* TASK TO CARRY OUT
In the data, find the word "address" and copy out every line that has it.

* Page and application data records

○ ○ ○ ○ ○

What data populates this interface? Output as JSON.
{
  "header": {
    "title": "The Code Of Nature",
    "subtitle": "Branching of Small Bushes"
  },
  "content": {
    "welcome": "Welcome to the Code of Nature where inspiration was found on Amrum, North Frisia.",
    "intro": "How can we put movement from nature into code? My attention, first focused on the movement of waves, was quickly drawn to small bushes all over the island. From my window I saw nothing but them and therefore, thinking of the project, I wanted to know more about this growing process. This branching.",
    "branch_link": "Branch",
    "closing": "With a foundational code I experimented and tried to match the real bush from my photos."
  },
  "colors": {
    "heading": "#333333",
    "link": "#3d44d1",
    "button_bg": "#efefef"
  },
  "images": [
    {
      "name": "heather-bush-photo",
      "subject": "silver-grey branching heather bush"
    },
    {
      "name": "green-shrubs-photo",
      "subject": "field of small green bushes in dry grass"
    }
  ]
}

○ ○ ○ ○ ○

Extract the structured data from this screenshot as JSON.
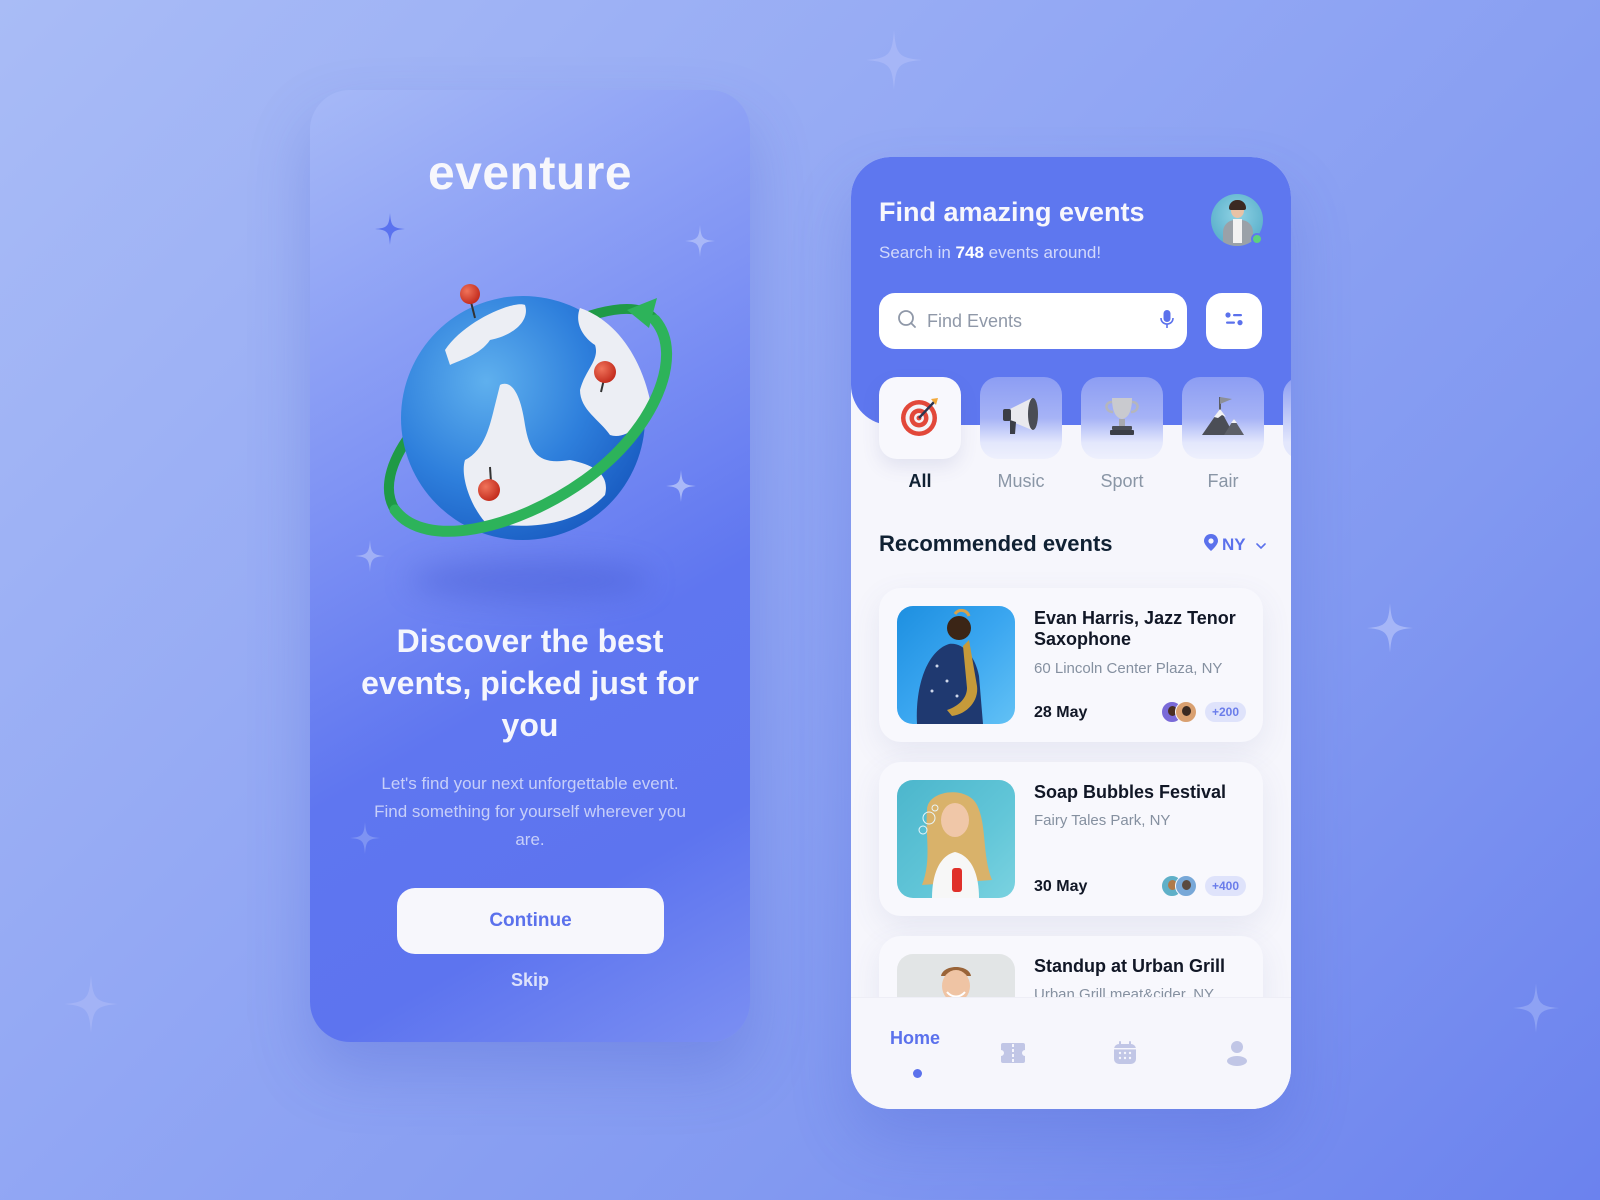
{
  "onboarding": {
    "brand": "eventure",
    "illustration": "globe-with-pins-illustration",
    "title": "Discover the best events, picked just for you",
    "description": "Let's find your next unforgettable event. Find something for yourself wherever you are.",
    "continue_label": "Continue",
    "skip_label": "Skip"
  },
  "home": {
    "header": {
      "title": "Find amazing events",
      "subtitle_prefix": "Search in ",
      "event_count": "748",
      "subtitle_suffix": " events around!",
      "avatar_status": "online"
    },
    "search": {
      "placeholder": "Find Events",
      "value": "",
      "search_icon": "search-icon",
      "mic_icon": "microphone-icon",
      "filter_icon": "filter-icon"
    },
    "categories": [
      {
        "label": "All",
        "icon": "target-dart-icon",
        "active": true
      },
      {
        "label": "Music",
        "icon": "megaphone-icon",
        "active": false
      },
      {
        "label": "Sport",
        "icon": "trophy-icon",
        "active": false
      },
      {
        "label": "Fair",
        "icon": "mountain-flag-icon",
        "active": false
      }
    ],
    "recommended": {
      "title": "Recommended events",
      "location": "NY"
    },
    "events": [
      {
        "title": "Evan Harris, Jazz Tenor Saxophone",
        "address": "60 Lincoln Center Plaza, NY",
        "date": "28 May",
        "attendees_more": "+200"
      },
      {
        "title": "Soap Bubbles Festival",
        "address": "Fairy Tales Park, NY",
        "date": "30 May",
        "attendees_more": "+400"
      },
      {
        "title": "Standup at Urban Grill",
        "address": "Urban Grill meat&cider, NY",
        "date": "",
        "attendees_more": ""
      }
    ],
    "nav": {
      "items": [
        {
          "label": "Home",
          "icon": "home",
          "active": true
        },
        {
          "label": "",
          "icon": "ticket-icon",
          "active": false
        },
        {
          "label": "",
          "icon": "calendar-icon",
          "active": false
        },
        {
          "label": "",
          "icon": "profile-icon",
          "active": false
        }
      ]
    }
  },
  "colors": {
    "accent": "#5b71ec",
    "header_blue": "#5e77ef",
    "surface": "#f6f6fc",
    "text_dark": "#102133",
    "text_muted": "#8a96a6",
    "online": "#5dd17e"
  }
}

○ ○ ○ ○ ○

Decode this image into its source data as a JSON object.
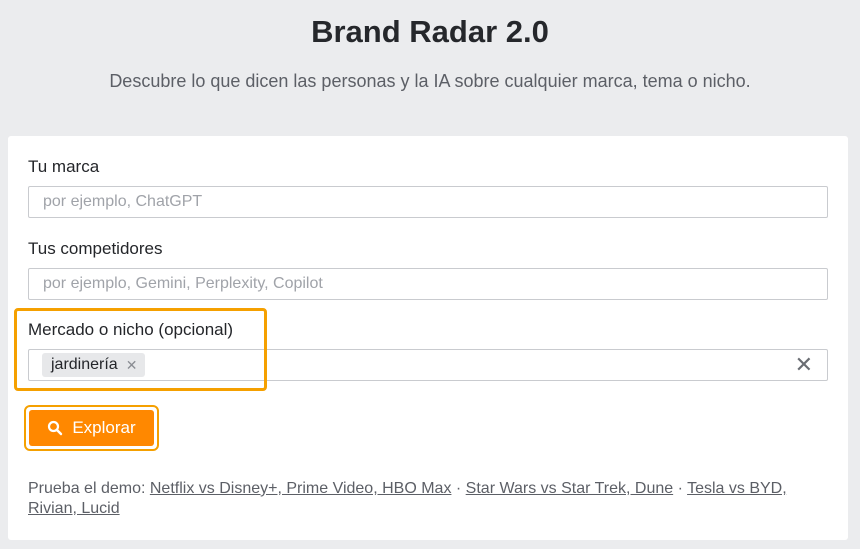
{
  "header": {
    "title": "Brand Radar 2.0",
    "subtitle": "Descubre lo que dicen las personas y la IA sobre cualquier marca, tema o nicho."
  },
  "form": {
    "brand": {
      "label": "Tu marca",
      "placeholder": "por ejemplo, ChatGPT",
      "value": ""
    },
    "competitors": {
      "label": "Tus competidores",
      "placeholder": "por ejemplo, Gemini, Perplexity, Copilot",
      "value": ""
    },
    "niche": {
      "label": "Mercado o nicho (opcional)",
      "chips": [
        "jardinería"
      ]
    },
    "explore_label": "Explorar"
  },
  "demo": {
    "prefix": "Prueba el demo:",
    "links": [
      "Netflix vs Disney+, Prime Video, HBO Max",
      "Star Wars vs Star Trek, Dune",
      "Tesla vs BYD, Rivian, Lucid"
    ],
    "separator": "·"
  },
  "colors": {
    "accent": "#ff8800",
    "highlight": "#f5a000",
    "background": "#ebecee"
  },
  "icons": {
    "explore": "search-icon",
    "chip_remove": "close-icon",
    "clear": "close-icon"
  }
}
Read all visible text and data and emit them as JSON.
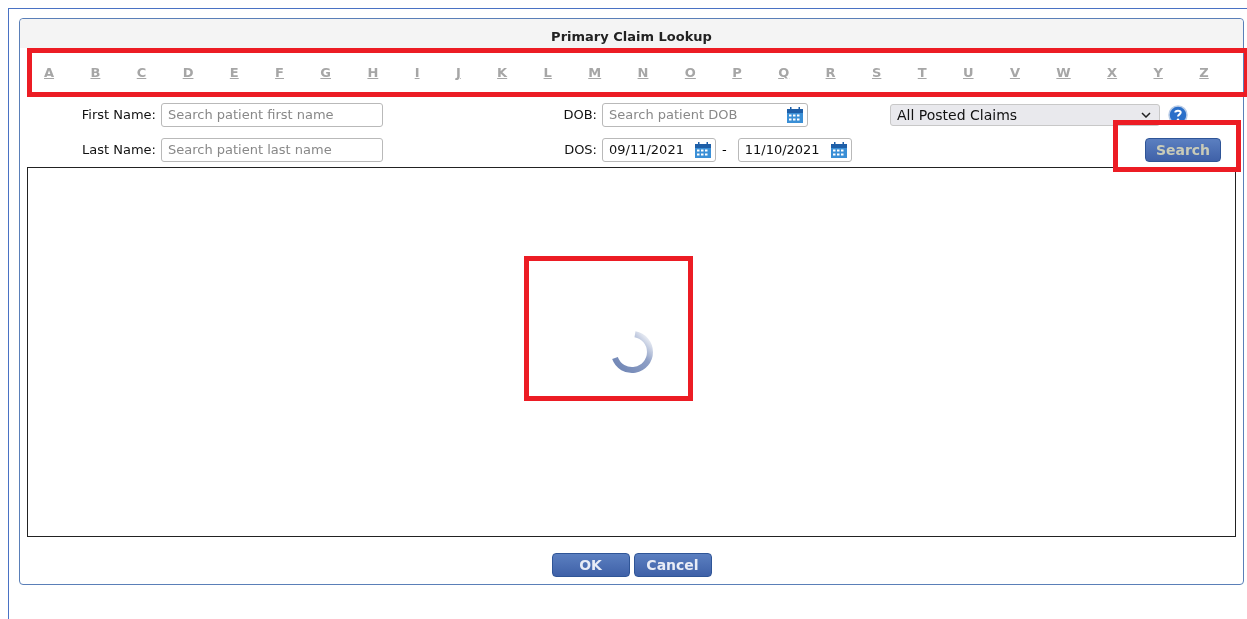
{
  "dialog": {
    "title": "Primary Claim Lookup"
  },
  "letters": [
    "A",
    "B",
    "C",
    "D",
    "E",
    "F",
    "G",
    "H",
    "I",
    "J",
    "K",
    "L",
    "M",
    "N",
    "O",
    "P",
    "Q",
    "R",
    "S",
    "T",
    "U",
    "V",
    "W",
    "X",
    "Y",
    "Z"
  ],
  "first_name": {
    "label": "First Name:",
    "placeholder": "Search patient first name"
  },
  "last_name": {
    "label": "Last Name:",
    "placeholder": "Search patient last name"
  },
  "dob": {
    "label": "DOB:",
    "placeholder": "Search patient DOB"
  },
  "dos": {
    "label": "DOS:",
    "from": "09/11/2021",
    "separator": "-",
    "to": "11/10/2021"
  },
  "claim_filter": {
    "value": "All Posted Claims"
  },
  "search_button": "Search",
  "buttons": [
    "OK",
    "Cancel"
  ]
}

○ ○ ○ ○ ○

* TASK SOLUTION
        "address": "60 Lincoln Center Plaza, NY",
        "address": "Fairy Tales Park, NY",
        "address": "Urban Grill meat&cider, NY",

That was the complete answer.